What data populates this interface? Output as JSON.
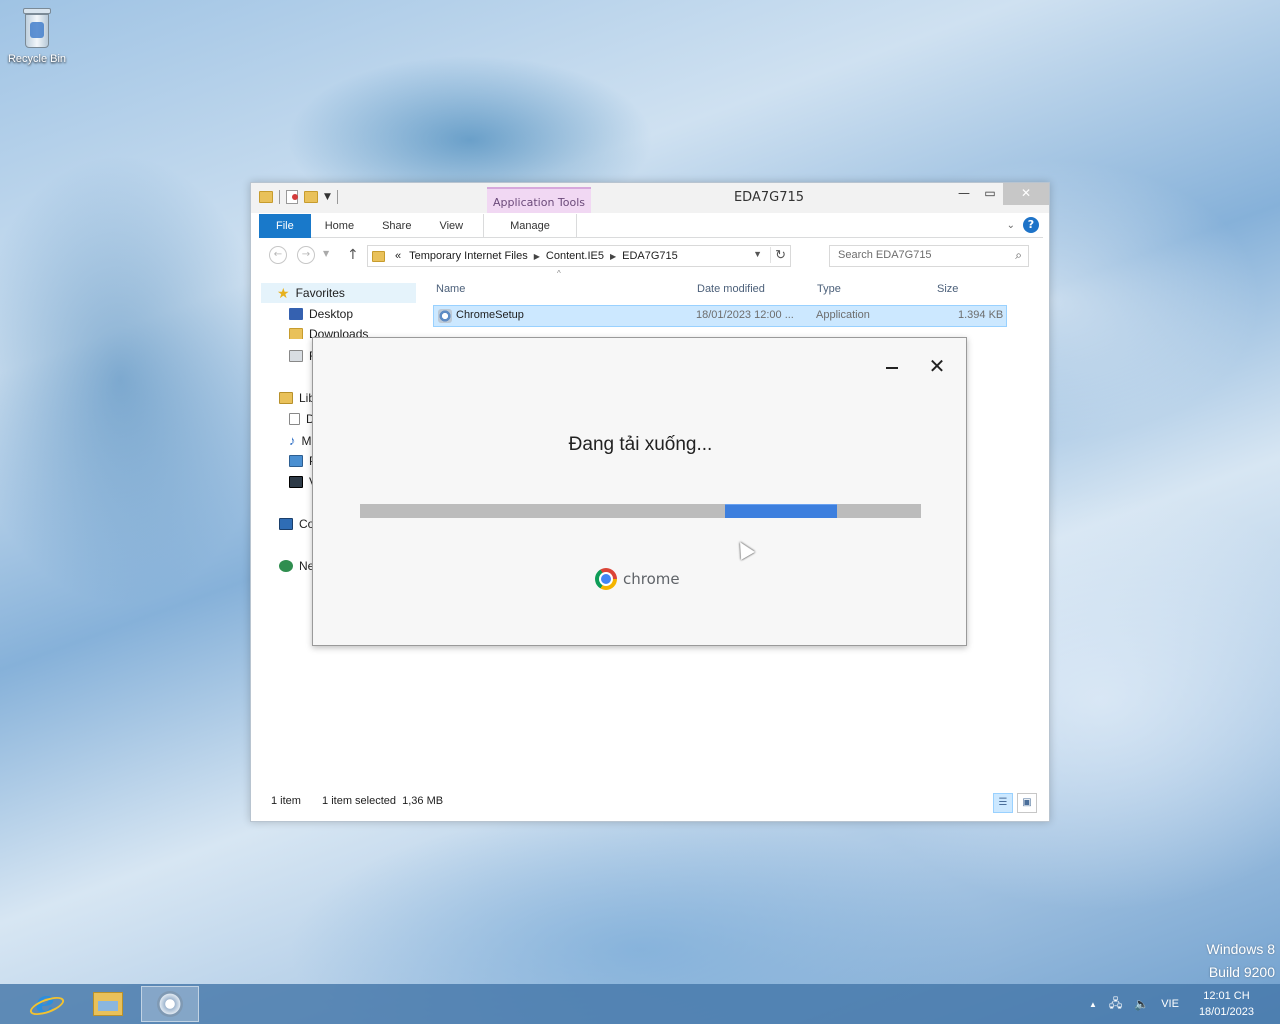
{
  "desktop": {
    "recycle_bin_label": "Recycle Bin"
  },
  "explorer": {
    "title": "EDA7G715",
    "contextual_tab": "Application Tools",
    "ribbon_tabs": [
      "File",
      "Home",
      "Share",
      "View",
      "Manage"
    ],
    "address": {
      "overflow": "«",
      "crumbs": [
        "Temporary Internet Files",
        "Content.IE5",
        "EDA7G715"
      ]
    },
    "search_placeholder": "Search EDA7G715",
    "nav_pane": {
      "favorites": "Favorites",
      "desktop": "Desktop",
      "downloads": "Downloads",
      "recent": "R",
      "libraries": "Lib",
      "documents": "D",
      "music": "M",
      "pictures": "P",
      "videos": "V",
      "computer": "Co",
      "network": "Ne"
    },
    "columns": [
      "Name",
      "Date modified",
      "Type",
      "Size"
    ],
    "files": [
      {
        "name": "ChromeSetup",
        "date": "18/01/2023 12:00 ...",
        "type": "Application",
        "size": "1.394 KB"
      }
    ],
    "status": {
      "items": "1 item",
      "selected": "1 item selected  1,36 MB"
    }
  },
  "installer": {
    "status_text": "Đang tải xuống...",
    "brand": "chrome",
    "progress_indeterminate_start": 0.65,
    "progress_indeterminate_width": 0.2
  },
  "watermark": {
    "line1": "Windows 8",
    "line2": "Build 9200"
  },
  "taskbar": {
    "language": "VIE",
    "time": "12:01 CH",
    "date": "18/01/2023"
  },
  "colors": {
    "file_tab": "#1979ca",
    "app_tools_tab": "#f1d8f3",
    "progress_fill": "#3d7fde",
    "selection": "#cce8ff"
  }
}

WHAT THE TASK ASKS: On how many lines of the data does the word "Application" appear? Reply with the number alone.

EXPECTED ANSWER: 2